**TASK ITEM**
The data below should be repeated exactly and in full.

▬▬▬▬▬▬▬▬▬▬

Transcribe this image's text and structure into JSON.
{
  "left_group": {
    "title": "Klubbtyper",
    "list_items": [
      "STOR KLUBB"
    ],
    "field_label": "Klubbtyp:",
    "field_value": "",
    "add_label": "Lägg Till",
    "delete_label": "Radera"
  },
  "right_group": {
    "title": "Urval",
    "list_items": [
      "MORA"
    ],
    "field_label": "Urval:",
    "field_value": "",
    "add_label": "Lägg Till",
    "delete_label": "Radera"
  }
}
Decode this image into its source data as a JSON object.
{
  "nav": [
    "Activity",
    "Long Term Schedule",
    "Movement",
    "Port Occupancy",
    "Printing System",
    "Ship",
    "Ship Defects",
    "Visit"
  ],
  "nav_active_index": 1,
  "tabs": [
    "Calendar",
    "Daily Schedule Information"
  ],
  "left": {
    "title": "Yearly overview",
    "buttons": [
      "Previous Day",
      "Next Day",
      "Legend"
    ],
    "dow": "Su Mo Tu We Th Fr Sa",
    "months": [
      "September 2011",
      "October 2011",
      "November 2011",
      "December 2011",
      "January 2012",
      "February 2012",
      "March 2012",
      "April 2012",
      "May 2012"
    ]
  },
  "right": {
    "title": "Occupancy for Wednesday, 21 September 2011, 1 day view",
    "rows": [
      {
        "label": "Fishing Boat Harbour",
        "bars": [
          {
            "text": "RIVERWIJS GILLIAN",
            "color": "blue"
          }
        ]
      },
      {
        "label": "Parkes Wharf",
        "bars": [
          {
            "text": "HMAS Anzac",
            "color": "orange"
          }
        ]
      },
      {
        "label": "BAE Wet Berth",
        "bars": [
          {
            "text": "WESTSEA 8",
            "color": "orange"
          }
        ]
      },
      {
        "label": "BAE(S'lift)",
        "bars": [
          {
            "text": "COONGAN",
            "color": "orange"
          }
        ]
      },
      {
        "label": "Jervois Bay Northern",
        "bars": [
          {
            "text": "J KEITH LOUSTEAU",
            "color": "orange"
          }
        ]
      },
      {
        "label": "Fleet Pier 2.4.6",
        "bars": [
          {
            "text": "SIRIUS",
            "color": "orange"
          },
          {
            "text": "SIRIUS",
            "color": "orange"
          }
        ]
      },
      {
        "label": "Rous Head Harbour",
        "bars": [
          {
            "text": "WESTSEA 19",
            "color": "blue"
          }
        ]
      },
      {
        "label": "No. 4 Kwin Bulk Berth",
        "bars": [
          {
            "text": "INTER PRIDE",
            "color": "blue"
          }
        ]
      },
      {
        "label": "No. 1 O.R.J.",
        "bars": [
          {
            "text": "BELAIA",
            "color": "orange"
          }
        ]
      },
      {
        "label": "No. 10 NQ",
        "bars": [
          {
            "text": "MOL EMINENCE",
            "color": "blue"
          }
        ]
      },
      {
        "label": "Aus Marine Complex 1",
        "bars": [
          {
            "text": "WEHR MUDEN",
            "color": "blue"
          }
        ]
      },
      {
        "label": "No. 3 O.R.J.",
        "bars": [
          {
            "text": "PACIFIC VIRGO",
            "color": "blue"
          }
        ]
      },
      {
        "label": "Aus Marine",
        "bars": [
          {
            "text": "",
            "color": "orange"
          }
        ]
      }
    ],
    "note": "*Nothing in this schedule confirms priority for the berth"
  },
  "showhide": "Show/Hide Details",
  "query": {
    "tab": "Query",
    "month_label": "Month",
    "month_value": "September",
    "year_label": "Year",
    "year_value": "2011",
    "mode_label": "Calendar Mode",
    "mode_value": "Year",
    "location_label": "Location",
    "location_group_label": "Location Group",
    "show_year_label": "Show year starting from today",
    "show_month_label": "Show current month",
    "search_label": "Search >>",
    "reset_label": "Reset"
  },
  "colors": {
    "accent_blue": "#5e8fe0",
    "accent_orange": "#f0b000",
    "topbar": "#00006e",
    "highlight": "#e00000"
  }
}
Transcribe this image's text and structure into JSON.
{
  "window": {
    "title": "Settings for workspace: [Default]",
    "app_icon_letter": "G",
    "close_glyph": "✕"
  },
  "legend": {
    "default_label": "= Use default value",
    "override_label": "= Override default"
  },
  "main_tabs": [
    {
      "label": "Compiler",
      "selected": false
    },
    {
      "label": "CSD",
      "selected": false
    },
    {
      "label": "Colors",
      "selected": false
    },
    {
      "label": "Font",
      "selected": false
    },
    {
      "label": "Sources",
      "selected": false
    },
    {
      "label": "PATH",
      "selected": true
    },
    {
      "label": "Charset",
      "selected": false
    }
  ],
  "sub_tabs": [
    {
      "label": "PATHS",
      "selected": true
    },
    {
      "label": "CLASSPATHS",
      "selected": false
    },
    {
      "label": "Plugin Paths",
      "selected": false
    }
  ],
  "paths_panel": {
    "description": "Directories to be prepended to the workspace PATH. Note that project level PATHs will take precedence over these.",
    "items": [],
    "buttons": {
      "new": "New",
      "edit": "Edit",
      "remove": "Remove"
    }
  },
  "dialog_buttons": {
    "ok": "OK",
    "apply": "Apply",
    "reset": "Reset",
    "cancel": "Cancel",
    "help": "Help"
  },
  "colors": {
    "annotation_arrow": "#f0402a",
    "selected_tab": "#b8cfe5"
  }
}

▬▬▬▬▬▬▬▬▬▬

**RESPONSE TO THE TASK**
Transcribe this image's text and structure into JSON.
{
  "left_group": {
    "title": "Klubbtyper",
    "list_items": [
      "STOR KLUBB"
    ],
    "field_label": "Klubbtyp:",
    "field_value": "",
    "add_label": "Lägg Till",
    "delete_label": "Radera"
  },
  "right_group": {
    "title": "Urval",
    "list_items": [
      "MORA"
    ],
    "field_label": "Urval:",
    "field_value": "",
    "add_label": "Lägg Till",
    "delete_label": "Radera"
  }
}
Decode this image into its source data as a JSON object.
{
  "nav": [
    "Activity",
    "Long Term Schedule",
    "Movement",
    "Port Occupancy",
    "Printing System",
    "Ship",
    "Ship Defects",
    "Visit"
  ],
  "nav_active_index": 1,
  "tabs": [
    "Calendar",
    "Daily Schedule Information"
  ],
  "left": {
    "title": "Yearly overview",
    "buttons": [
      "Previous Day",
      "Next Day",
      "Legend"
    ],
    "dow": "Su Mo Tu We Th Fr Sa",
    "months": [
      "September 2011",
      "October 2011",
      "November 2011",
      "December 2011",
      "January 2012",
      "February 2012",
      "March 2012",
      "April 2012",
      "May 2012"
    ]
  },
  "right": {
    "title": "Occupancy for Wednesday, 21 September 2011, 1 day view",
    "rows": [
      {
        "label": "Fishing Boat Harbour",
        "bars": [
          {
            "text": "RIVERWIJS GILLIAN",
            "color": "blue"
          }
        ]
      },
      {
        "label": "Parkes Wharf",
        "bars": [
          {
            "text": "HMAS Anzac",
            "color": "orange"
          }
        ]
      },
      {
        "label": "BAE Wet Berth",
        "bars": [
          {
            "text": "WESTSEA 8",
            "color": "orange"
          }
        ]
      },
      {
        "label": "BAE(S'lift)",
        "bars": [
          {
            "text": "COONGAN",
            "color": "orange"
          }
        ]
      },
      {
        "label": "Jervois Bay Northern",
        "bars": [
          {
            "text": "J KEITH LOUSTEAU",
            "color": "orange"
          }
        ]
      },
      {
        "label": "Fleet Pier 2.4.6",
        "bars": [
          {
            "text": "SIRIUS",
            "color": "orange"
          },
          {
            "text": "SIRIUS",
            "color": "orange"
          }
        ]
      },
      {
        "label": "Rous Head Harbour",
        "bars": [
          {
            "text": "WESTSEA 19",
            "color": "blue"
          }
        ]
      },
      {
        "label": "No. 4 Kwin Bulk Berth",
        "bars": [
          {
            "text": "INTER PRIDE",
            "color": "blue"
          }
        ]
      },
      {
        "label": "No. 1 O.R.J.",
        "bars": [
          {
            "text": "BELAIA",
            "color": "orange"
          }
        ]
      },
      {
        "label": "No. 10 NQ",
        "bars": [
          {
            "text": "MOL EMINENCE",
            "color": "blue"
          }
        ]
      },
      {
        "label": "Aus Marine Complex 1",
        "bars": [
          {
            "text": "WEHR MUDEN",
            "color": "blue"
          }
        ]
      },
      {
        "label": "No. 3 O.R.J.",
        "bars": [
          {
            "text": "PACIFIC VIRGO",
            "color": "blue"
          }
        ]
      },
      {
        "label": "Aus Marine",
        "bars": [
          {
            "text": "",
            "color": "orange"
          }
        ]
      }
    ],
    "note": "*Nothing in this schedule confirms priority for the berth"
  },
  "showhide": "Show/Hide Details",
  "query": {
    "tab": "Query",
    "month_label": "Month",
    "month_value": "September",
    "year_label": "Year",
    "year_value": "2011",
    "mode_label": "Calendar Mode",
    "mode_value": "Year",
    "location_label": "Location",
    "location_group_label": "Location Group",
    "show_year_label": "Show year starting from today",
    "show_month_label": "Show current month",
    "search_label": "Search >>",
    "reset_label": "Reset"
  },
  "colors": {
    "accent_blue": "#5e8fe0",
    "accent_orange": "#f0b000",
    "topbar": "#00006e",
    "highlight": "#e00000"
  }
}
Transcribe this image's text and structure into JSON.
{
  "window": {
    "title": "Settings for workspace: [Default]",
    "app_icon_letter": "G",
    "close_glyph": "✕"
  },
  "legend": {
    "default_label": "= Use default value",
    "override_label": "= Override default"
  },
  "main_tabs": [
    {
      "label": "Compiler",
      "selected": false
    },
    {
      "label": "CSD",
      "selected": false
    },
    {
      "label": "Colors",
      "selected": false
    },
    {
      "label": "Font",
      "selected": false
    },
    {
      "label": "Sources",
      "selected": false
    },
    {
      "label": "PATH",
      "selected": true
    },
    {
      "label": "Charset",
      "selected": false
    }
  ],
  "sub_tabs": [
    {
      "label": "PATHS",
      "selected": true
    },
    {
      "label": "CLASSPATHS",
      "selected": false
    },
    {
      "label": "Plugin Paths",
      "selected": false
    }
  ],
  "paths_panel": {
    "description": "Directories to be prepended to the workspace PATH. Note that project level PATHs will take precedence over these.",
    "items": [],
    "buttons": {
      "new": "New",
      "edit": "Edit",
      "remove": "Remove"
    }
  },
  "dialog_buttons": {
    "ok": "OK",
    "apply": "Apply",
    "reset": "Reset",
    "cancel": "Cancel",
    "help": "Help"
  },
  "colors": {
    "annotation_arrow": "#f0402a",
    "selected_tab": "#b8cfe5"
  }
}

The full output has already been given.